**Work request**
Once you know how many lines below hold "marker", reply with that number and add nothing.

(Records from a data collection)
§

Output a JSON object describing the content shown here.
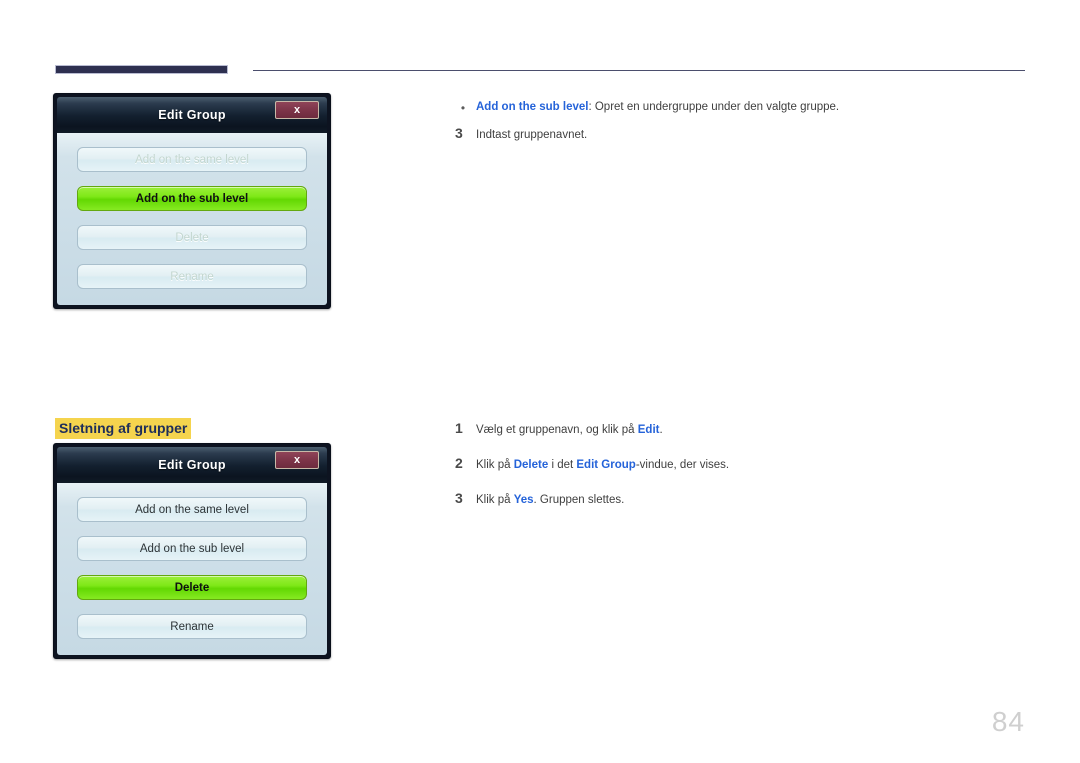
{
  "page": {
    "number": "84"
  },
  "section": {
    "heading": "Sletning af grupper"
  },
  "dialogs": [
    {
      "title": "Edit Group",
      "close_label": "x",
      "buttons": [
        {
          "label": "Add on the same level",
          "state": "disabled"
        },
        {
          "label": "Add on the sub level",
          "state": "highlight"
        },
        {
          "label": "Delete",
          "state": "disabled"
        },
        {
          "label": "Rename",
          "state": "disabled"
        }
      ]
    },
    {
      "title": "Edit Group",
      "close_label": "x",
      "buttons": [
        {
          "label": "Add on the same level",
          "state": "enabled"
        },
        {
          "label": "Add on the sub level",
          "state": "enabled"
        },
        {
          "label": "Delete",
          "state": "highlight"
        },
        {
          "label": "Rename",
          "state": "enabled"
        }
      ]
    }
  ],
  "content": {
    "bullet": {
      "marker": "•",
      "keyword": "Add on the sub level",
      "text_after": ": Opret en undergruppe under den valgte gruppe."
    },
    "steps_top": [
      {
        "marker": "3",
        "text": "Indtast gruppenavnet."
      }
    ],
    "steps_bottom": [
      {
        "marker": "1",
        "pre": "Vælg et gruppenavn, og klik på ",
        "kw1": "Edit",
        "mid": ".",
        "kw2": "",
        "post": ""
      },
      {
        "marker": "2",
        "pre": "Klik på ",
        "kw1": "Delete",
        "mid": " i det ",
        "kw2": "Edit Group",
        "post": "-vindue, der vises."
      },
      {
        "marker": "3",
        "pre": "Klik på ",
        "kw1": "Yes",
        "mid": ". Gruppen slettes.",
        "kw2": "",
        "post": ""
      }
    ]
  },
  "colors": {
    "accent_blue": "#2563d9",
    "highlight_yellow": "#f5d44e",
    "rule_navy": "#2e3050",
    "button_green": "#7ee817",
    "close_maroon": "#7b3348"
  }
}
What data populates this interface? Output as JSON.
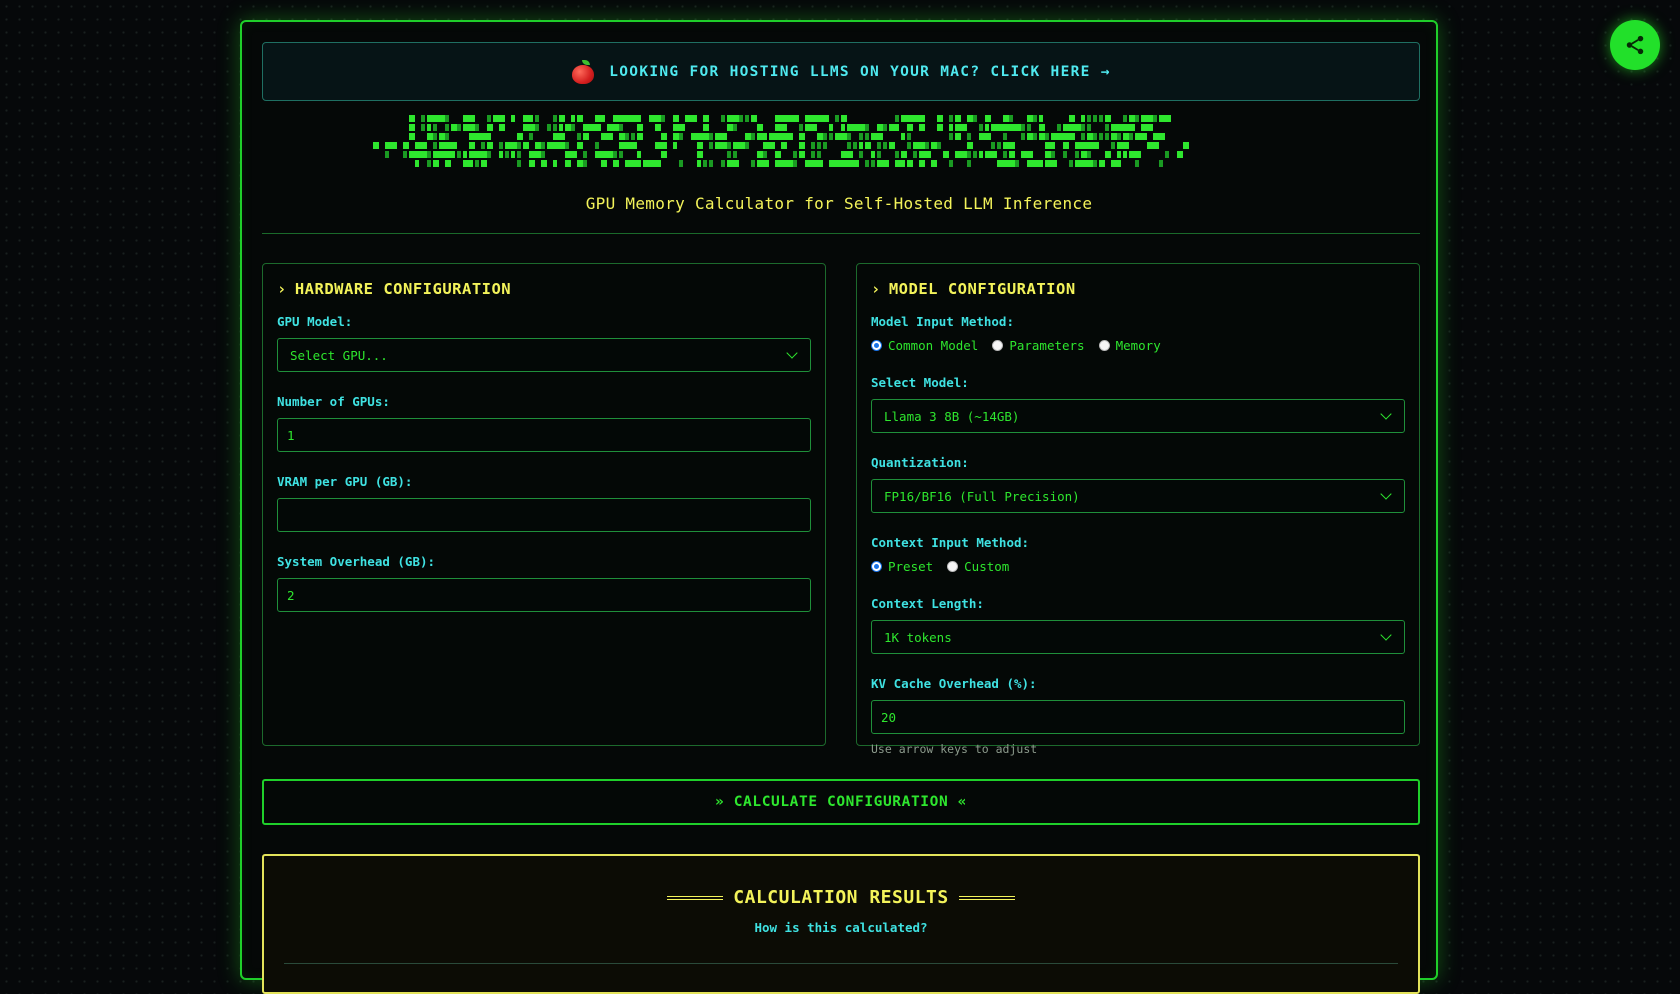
{
  "banner": {
    "text": "LOOKING FOR HOSTING LLMS ON YOUR MAC? CLICK HERE →",
    "icon": "apple-icon"
  },
  "header": {
    "subtitle": "GPU Memory Calculator for Self-Hosted LLM Inference",
    "logo_art": "ascii-logo"
  },
  "hardware": {
    "title": "HARDWARE CONFIGURATION",
    "gpu_model_label": "GPU Model:",
    "gpu_model_value": "Select GPU...",
    "num_gpus_label": "Number of GPUs:",
    "num_gpus_value": "1",
    "vram_label": "VRAM per GPU (GB):",
    "vram_value": "",
    "overhead_label": "System Overhead (GB):",
    "overhead_value": "2"
  },
  "model": {
    "title": "MODEL CONFIGURATION",
    "input_method_label": "Model Input Method:",
    "input_methods": [
      "Common Model",
      "Parameters",
      "Memory"
    ],
    "input_method_selected": "Common Model",
    "select_model_label": "Select Model:",
    "select_model_value": "Llama 3 8B (~14GB)",
    "quant_label": "Quantization:",
    "quant_value": "FP16/BF16 (Full Precision)",
    "context_method_label": "Context Input Method:",
    "context_methods": [
      "Preset",
      "Custom"
    ],
    "context_method_selected": "Preset",
    "context_length_label": "Context Length:",
    "context_length_value": "1K tokens",
    "kv_label": "KV Cache Overhead (%):",
    "kv_value": "20",
    "kv_hint": "Use arrow keys to adjust"
  },
  "actions": {
    "calculate": "» CALCULATE CONFIGURATION «"
  },
  "results": {
    "title": "CALCULATION RESULTS",
    "how_link": "How is this calculated?"
  },
  "colors": {
    "accent_green": "#2ee62e",
    "cyan": "#3fe2e2",
    "yellow": "#f3f35a",
    "background": "#06080a"
  }
}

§

**Reply**
5